• Task directions: Check each line of the data below for the word "title", then extract the ones that have it.

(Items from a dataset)
<<<<

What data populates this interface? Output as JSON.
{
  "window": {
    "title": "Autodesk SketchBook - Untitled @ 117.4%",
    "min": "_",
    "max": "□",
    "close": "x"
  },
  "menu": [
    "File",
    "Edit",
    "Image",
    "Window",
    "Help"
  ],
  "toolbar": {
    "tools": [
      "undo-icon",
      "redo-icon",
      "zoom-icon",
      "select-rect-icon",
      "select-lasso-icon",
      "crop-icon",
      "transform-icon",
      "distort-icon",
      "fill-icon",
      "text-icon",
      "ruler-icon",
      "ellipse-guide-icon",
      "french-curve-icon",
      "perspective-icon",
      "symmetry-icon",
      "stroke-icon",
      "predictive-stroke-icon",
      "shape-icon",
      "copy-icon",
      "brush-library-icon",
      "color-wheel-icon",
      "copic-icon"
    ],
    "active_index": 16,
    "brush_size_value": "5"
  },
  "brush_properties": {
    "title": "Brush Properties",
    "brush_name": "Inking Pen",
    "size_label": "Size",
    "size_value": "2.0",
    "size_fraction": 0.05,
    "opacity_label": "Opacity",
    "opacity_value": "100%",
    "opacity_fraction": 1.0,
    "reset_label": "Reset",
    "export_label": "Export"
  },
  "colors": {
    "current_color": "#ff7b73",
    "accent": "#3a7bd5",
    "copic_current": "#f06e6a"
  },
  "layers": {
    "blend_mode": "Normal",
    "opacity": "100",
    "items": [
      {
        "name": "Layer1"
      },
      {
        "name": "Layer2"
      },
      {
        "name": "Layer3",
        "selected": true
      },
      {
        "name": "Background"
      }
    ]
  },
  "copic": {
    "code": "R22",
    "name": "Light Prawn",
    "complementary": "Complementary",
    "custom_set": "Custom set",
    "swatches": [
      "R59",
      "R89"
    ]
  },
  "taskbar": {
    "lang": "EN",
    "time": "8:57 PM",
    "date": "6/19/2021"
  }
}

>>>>
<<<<

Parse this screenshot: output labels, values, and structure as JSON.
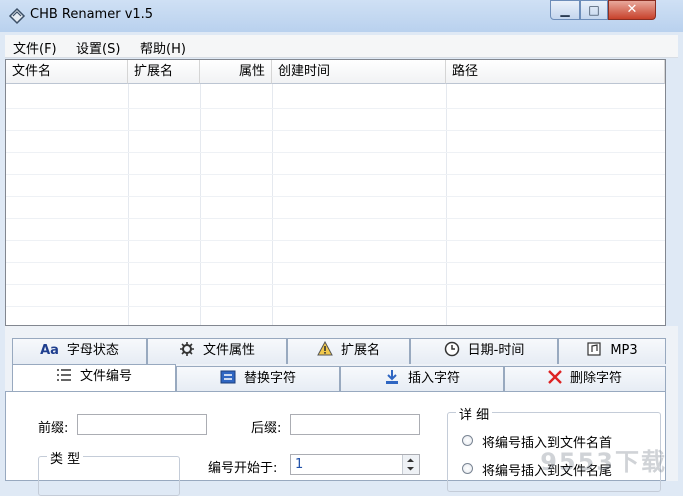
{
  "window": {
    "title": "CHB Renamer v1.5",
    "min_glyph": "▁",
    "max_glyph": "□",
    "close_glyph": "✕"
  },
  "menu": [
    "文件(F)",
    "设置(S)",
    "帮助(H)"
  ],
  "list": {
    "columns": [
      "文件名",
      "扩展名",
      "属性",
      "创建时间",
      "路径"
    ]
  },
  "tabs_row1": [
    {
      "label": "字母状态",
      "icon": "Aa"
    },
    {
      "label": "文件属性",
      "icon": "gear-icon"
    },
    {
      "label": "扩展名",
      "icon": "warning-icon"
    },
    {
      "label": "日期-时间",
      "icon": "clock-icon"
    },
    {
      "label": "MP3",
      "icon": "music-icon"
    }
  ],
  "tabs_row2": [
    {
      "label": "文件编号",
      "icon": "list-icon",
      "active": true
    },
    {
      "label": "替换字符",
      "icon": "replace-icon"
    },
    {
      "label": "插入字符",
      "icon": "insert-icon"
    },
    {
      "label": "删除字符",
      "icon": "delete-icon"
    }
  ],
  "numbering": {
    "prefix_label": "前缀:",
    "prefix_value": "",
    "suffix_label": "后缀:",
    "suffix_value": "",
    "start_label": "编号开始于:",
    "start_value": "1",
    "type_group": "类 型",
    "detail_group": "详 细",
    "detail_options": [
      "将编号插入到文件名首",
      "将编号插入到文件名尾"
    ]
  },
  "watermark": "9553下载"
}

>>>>
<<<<

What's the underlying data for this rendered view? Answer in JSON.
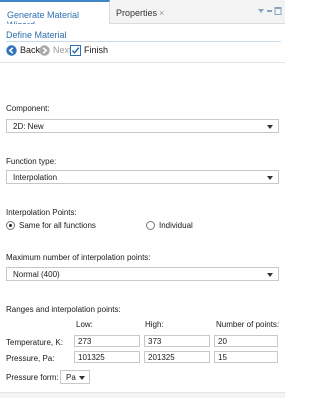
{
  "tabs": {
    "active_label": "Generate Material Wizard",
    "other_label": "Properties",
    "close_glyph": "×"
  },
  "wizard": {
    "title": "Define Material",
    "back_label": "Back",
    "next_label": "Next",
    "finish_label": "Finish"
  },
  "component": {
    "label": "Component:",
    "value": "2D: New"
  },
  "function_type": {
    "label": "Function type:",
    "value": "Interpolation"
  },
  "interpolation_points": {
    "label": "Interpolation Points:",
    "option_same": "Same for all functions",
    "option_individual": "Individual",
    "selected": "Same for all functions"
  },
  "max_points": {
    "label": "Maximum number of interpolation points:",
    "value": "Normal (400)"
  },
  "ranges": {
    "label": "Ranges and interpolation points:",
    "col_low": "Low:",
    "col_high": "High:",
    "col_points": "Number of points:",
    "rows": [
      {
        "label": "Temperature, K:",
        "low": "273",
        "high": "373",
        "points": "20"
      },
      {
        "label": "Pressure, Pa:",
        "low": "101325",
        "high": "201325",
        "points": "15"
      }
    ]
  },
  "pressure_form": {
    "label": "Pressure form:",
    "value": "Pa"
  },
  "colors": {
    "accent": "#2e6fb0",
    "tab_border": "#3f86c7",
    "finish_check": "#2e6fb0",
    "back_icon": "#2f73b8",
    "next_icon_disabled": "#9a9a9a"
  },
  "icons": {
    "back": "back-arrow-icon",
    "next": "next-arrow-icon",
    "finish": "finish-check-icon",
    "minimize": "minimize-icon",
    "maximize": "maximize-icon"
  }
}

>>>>

• Result for this task:
    "title": "Autodesk SketchBook - Untitled @ 117.4%",
    "title": "Brush Properties",
    "title": "CHB Renamer v1.5",
    "title": "Define Material",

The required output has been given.